Data records for software interfaces:
-------------------------
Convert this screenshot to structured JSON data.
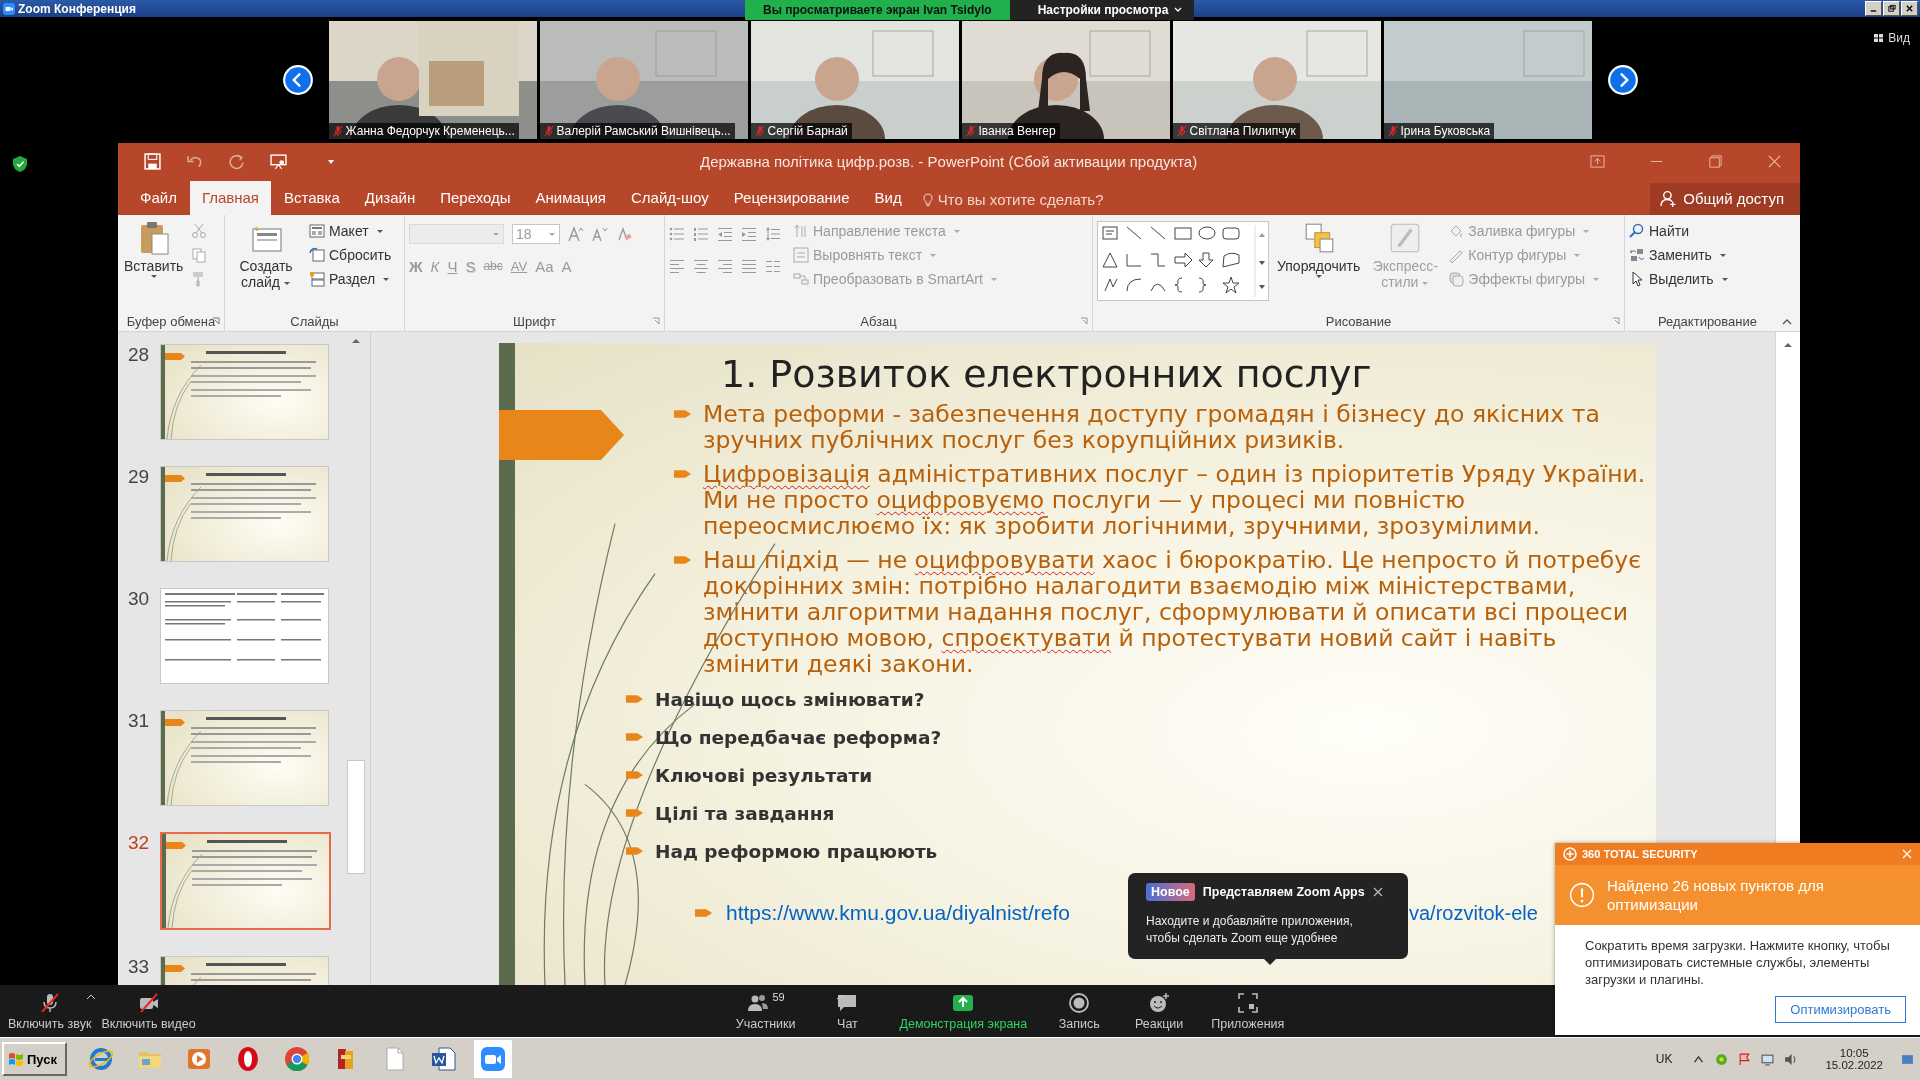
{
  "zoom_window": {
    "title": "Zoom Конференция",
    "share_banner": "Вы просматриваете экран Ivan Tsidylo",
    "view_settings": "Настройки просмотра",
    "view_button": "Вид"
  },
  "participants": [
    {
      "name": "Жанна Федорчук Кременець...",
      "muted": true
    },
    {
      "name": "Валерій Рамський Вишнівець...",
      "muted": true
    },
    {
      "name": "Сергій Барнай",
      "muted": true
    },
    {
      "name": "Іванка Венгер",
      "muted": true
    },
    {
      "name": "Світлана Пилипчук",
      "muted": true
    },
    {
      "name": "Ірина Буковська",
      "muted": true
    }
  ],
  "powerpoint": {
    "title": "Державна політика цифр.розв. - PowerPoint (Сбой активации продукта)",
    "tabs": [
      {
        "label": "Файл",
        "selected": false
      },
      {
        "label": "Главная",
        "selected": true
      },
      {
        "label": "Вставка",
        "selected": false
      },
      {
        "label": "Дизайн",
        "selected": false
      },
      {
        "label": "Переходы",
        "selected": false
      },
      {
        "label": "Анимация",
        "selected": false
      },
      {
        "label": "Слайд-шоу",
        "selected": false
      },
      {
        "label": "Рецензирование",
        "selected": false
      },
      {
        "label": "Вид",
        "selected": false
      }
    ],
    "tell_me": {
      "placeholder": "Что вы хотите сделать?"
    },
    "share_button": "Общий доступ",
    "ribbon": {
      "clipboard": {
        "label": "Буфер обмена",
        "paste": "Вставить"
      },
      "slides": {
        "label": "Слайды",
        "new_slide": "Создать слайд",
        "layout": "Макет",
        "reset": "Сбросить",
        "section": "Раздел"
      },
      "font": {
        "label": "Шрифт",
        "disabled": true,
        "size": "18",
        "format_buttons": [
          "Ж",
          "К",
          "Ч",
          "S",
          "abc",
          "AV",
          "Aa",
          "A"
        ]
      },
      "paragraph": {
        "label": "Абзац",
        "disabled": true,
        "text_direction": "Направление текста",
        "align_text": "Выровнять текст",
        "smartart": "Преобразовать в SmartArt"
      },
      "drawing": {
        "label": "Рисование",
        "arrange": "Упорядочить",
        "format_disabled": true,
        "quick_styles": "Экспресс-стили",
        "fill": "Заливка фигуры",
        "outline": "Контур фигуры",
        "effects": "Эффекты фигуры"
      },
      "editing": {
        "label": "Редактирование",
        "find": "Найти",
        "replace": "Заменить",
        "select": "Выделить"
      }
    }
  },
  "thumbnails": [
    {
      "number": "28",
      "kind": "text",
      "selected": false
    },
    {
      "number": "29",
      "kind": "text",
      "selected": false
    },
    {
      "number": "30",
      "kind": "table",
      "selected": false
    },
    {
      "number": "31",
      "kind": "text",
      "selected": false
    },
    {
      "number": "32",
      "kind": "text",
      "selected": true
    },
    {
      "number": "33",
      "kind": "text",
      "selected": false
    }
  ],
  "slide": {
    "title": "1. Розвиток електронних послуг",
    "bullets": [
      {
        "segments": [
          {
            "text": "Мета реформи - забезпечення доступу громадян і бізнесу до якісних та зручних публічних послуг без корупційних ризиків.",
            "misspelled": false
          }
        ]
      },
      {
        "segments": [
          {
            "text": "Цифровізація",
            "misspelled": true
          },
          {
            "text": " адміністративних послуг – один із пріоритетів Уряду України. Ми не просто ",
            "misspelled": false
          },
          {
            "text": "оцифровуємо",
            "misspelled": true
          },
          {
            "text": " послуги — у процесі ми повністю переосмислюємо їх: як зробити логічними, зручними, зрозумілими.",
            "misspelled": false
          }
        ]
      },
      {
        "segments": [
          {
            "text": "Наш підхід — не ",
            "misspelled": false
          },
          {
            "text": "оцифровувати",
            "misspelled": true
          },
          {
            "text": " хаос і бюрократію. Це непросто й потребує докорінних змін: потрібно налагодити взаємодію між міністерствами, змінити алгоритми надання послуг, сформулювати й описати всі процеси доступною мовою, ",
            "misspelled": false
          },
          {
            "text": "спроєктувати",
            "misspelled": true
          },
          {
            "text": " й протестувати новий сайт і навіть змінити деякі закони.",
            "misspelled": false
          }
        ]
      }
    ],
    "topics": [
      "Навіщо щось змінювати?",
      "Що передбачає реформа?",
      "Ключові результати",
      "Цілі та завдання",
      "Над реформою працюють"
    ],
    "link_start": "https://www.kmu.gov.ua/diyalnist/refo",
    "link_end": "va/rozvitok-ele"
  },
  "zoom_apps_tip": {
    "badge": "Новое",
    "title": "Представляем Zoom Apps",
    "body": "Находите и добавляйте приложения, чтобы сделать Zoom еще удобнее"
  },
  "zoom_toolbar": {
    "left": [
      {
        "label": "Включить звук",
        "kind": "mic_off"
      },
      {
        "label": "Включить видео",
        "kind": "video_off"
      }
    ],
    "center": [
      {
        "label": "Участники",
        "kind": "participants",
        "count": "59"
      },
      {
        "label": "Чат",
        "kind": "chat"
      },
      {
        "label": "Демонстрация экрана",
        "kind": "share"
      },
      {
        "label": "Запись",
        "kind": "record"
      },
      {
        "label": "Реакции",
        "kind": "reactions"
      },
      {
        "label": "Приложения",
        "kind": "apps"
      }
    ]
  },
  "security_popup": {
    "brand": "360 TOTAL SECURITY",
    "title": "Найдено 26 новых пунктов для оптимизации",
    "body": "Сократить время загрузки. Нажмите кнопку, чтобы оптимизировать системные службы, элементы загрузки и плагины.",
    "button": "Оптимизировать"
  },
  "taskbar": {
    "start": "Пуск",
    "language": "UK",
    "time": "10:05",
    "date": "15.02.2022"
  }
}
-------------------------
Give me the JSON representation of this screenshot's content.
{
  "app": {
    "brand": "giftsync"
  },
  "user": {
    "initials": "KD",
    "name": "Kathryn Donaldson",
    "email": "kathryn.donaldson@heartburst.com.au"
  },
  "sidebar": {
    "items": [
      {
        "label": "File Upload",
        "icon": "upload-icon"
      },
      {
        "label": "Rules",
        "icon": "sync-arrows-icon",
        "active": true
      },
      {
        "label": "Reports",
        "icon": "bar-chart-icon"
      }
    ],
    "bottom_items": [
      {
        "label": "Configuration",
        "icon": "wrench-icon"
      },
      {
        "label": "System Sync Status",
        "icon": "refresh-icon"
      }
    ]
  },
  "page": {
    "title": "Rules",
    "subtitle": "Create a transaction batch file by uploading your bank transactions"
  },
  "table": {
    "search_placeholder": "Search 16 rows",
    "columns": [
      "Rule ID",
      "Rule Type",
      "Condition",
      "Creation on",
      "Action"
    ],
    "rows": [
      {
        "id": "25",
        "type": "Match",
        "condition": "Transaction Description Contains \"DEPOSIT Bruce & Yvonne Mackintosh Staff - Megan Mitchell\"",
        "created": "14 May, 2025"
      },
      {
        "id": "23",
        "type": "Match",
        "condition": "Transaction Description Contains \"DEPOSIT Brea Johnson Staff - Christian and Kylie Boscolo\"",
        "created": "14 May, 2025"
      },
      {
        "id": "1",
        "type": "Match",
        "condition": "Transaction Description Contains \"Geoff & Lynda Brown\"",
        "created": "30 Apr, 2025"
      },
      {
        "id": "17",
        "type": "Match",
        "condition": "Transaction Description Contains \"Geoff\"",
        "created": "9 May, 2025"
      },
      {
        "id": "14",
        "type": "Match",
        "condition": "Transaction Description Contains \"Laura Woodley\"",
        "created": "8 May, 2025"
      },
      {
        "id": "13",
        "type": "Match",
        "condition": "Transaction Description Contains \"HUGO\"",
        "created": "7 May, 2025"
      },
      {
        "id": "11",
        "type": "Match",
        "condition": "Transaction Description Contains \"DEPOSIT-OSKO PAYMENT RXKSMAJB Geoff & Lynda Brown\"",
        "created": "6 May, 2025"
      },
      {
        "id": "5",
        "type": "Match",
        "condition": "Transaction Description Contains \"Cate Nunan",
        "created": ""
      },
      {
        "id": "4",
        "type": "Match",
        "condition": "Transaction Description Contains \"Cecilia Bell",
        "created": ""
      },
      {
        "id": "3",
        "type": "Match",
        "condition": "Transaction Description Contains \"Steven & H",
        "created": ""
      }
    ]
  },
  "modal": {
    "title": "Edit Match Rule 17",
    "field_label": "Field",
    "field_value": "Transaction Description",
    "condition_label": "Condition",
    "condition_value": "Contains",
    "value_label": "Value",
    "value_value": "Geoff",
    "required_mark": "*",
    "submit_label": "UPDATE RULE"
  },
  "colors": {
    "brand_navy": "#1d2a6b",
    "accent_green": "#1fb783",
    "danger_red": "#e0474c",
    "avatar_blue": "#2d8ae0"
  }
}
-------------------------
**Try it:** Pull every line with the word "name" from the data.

**Finished task:**
      "name": "Жанна Федорчук Кременець...",
      "name": "Валерій Рамський Вишнівець...",
      "name": "Сергій Барнай",
      "name": "Іванка Венгер",
      "name": "Світлана Пилипчук",
      "name": "Ірина Буковська",
    "name": "Kathryn Donaldson",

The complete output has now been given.